◆ DIRECTIONS: Could you find every line in the records below that contains the word "inflammation" and copy it?

Element data from apps and pages
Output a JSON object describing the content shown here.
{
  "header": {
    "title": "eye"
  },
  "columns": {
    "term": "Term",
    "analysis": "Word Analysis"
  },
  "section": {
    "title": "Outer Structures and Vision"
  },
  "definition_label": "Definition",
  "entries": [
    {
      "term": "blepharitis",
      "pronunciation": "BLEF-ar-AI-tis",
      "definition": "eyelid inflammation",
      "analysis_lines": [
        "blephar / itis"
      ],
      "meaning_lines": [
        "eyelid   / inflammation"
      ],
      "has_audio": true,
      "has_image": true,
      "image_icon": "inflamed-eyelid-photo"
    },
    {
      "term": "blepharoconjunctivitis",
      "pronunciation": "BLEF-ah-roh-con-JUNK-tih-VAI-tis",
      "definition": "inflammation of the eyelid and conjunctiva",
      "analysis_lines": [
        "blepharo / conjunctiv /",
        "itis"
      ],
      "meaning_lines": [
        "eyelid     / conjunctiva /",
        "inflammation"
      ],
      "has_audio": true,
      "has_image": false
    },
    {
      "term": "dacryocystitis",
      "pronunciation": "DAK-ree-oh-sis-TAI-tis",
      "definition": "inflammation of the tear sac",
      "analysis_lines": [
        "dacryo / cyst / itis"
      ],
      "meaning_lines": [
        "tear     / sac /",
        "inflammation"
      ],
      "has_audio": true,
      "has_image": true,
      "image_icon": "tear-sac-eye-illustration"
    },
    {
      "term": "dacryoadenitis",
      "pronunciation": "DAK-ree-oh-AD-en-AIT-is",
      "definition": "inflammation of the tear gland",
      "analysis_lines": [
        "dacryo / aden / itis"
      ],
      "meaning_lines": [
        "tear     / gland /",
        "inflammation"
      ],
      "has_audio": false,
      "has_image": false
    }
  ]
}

◆ EXERCISE RESULT:
      "definition": "eyelid inflammation",
        "eyelid   / inflammation"
      "definition": "inflammation of the eyelid and conjunctiva",
        "inflammation"
      "definition": "inflammation of the tear sac",
        "inflammation"
      "definition": "inflammation of the tear gland",
        "inflammation"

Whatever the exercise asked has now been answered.